尖閣列島衝突 ~ The Senkaku Islands Conflict
The Senkaku Islands Conflict
Writer: James Smyth
Editor: Chen Liang-yu
Japan, China, and Taiwan have all their own arguments with respect to the Senkaku or Diaoyu Islands, but in principle, the conflict is simple: each side believes it has the right to the territory. China and Taiwan both believe that they were originally part of China, but until 1895, there were practically no people and no development there. Japan took over in 1895, and instead of calling them the Diaoyu [Fishing] Islands, it called them the Senkaku Islands, which is the Japanese translation of the original English name of “Pinnacle Islands.” America gained control of this area in addition to Okinawa after World War II by peace treaty. In 1971, America returned both of those archipelagos to Japan.

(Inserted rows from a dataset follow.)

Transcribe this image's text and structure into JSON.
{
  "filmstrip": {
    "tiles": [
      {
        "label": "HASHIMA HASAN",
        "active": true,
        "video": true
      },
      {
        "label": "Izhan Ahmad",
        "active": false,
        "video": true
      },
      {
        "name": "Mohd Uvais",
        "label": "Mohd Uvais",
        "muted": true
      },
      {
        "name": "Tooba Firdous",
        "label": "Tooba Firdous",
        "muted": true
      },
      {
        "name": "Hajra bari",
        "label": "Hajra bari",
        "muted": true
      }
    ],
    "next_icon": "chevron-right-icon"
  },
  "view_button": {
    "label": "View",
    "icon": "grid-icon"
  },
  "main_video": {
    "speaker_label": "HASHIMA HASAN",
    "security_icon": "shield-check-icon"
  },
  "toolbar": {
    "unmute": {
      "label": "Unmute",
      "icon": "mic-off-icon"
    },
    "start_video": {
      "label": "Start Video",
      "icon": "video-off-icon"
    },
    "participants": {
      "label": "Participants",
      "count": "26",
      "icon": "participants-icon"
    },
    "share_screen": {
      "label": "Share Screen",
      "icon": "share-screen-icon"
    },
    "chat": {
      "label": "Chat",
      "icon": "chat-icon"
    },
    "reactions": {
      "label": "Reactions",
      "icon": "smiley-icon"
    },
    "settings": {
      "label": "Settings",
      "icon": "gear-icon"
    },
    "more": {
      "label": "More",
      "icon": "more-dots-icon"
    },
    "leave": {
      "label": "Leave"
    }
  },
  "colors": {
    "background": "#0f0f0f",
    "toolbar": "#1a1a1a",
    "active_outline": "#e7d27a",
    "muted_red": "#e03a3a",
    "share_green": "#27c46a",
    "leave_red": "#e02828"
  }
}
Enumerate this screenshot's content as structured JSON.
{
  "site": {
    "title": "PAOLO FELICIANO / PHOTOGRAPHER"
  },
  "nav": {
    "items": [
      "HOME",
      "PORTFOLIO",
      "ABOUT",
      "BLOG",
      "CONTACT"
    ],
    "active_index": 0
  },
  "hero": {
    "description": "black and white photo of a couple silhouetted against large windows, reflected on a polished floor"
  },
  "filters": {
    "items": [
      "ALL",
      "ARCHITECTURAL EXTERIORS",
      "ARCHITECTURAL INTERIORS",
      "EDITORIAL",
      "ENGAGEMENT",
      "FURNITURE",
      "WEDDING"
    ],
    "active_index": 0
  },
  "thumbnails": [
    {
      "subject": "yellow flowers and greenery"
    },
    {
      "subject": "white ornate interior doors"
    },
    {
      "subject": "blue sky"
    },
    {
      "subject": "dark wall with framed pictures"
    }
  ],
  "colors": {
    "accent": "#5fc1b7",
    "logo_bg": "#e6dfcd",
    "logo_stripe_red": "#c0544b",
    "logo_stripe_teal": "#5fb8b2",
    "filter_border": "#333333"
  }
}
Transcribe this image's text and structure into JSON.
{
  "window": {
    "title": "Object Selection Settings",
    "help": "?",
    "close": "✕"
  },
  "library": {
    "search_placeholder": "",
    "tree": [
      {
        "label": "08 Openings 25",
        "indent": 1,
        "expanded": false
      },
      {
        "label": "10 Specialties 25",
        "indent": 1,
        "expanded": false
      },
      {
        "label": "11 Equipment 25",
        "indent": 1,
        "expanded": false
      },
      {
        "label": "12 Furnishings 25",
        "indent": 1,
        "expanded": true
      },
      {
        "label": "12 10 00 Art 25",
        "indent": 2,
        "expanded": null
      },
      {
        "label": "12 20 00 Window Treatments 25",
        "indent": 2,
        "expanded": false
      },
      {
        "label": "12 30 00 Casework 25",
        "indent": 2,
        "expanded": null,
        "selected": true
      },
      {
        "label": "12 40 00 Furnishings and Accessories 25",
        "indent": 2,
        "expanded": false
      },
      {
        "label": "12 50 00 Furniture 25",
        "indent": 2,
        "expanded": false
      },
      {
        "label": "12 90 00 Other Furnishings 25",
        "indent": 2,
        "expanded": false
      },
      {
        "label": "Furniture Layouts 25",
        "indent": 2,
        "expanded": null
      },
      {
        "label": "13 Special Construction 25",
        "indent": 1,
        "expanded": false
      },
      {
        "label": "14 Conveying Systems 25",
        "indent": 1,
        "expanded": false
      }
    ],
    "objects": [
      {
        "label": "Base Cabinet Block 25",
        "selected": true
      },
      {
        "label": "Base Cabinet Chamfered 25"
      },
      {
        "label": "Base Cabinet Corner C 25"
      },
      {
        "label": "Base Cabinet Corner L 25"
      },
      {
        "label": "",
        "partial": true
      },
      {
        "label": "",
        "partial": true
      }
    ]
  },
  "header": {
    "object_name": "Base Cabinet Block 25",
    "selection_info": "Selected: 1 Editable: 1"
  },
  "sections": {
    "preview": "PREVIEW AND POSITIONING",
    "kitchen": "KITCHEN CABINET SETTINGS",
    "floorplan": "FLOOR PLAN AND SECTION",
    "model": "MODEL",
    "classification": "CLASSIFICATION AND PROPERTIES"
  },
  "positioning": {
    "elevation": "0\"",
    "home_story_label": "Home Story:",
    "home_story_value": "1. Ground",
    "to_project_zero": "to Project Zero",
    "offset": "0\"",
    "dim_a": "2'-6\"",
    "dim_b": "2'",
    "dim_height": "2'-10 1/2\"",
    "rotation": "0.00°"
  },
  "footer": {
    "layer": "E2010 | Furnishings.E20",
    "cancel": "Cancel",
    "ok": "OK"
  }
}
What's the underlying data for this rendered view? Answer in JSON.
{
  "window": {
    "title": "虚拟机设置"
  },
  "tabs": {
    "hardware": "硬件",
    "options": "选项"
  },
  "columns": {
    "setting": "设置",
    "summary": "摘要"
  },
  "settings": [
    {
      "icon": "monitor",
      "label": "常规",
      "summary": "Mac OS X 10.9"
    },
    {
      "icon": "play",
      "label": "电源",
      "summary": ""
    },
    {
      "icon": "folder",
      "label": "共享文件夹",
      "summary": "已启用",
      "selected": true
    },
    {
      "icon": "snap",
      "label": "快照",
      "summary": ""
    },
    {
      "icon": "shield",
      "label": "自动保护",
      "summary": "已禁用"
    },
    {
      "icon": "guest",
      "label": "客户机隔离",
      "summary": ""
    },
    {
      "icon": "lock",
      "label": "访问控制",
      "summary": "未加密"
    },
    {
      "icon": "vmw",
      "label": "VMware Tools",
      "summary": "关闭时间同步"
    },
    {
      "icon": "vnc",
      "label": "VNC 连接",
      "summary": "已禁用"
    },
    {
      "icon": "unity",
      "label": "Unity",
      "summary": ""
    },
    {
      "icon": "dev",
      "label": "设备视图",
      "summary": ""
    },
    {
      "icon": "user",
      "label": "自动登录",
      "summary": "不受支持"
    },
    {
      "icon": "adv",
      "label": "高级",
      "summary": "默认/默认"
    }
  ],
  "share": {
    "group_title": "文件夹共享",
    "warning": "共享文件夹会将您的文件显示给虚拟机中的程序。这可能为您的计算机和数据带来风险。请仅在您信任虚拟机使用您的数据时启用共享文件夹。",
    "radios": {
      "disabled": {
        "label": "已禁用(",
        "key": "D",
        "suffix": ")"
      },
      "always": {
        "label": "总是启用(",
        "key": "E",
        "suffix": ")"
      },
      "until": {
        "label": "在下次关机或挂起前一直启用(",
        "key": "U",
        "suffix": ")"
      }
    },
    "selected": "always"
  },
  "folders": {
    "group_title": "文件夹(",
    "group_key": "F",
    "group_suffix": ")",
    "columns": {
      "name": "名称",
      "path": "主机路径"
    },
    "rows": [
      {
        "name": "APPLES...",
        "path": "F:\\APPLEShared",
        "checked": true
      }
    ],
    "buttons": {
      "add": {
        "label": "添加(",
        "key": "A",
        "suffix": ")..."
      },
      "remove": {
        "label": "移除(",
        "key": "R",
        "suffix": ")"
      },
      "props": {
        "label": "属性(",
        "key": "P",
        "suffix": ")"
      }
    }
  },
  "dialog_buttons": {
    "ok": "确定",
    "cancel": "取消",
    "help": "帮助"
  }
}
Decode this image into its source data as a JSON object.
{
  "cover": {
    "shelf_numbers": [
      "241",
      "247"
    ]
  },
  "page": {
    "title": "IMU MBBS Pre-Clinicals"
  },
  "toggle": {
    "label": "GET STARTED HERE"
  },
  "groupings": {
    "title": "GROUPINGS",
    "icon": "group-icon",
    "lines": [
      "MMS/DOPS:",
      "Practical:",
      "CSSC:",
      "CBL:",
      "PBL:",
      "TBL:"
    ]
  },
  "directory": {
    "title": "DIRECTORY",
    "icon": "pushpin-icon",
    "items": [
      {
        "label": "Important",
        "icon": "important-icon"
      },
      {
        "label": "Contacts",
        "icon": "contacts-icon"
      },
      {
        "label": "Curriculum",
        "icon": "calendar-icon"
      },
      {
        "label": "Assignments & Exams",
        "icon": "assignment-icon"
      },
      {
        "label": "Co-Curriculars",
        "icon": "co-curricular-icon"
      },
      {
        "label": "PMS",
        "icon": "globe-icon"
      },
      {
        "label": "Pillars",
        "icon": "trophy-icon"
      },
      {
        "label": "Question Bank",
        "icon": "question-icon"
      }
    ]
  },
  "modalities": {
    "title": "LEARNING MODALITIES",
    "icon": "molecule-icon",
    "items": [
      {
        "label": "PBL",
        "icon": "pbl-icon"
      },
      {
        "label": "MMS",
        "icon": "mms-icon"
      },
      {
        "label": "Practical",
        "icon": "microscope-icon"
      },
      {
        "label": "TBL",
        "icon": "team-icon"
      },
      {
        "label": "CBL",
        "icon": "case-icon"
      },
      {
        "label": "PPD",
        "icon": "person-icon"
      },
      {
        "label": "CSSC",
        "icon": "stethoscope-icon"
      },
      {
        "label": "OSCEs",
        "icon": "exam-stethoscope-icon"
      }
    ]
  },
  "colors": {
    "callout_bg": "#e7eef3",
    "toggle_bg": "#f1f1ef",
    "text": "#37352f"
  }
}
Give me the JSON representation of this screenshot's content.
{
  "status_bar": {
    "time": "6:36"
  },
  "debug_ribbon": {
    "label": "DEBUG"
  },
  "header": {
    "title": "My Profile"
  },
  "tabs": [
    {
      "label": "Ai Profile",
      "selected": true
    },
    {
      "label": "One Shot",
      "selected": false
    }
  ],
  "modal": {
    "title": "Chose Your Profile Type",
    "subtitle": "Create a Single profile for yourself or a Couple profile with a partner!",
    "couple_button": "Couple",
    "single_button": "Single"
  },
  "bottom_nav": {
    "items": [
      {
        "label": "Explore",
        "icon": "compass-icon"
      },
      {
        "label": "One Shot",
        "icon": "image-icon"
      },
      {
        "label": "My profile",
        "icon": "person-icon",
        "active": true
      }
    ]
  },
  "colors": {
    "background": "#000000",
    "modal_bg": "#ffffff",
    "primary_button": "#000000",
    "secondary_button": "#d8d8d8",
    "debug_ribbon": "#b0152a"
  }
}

I personally believe China is engaging in brinkmanship. Last year’s conflict with Japan is but one example of its posturing. China continuously expands the range of its operations, but no matter what the conflict, it argues its own actions were legal and says that its neighbors must take responsibility for what happened, for example by apologizing or paying damages. Japan should continue to declare it will never turn the islands over to Taiwan or China: that would encourage them to ask for more. It seems like the two only made their claims after they realized the territory was in play; that is, after America gave it to Japan. If the debate over the islands turns ferocious, Japan could argue that using history to resolve land claims is dangerous: by those standards we can even question whether Xinjiang, Tibet, and even Taiwan are Chinese territory or not.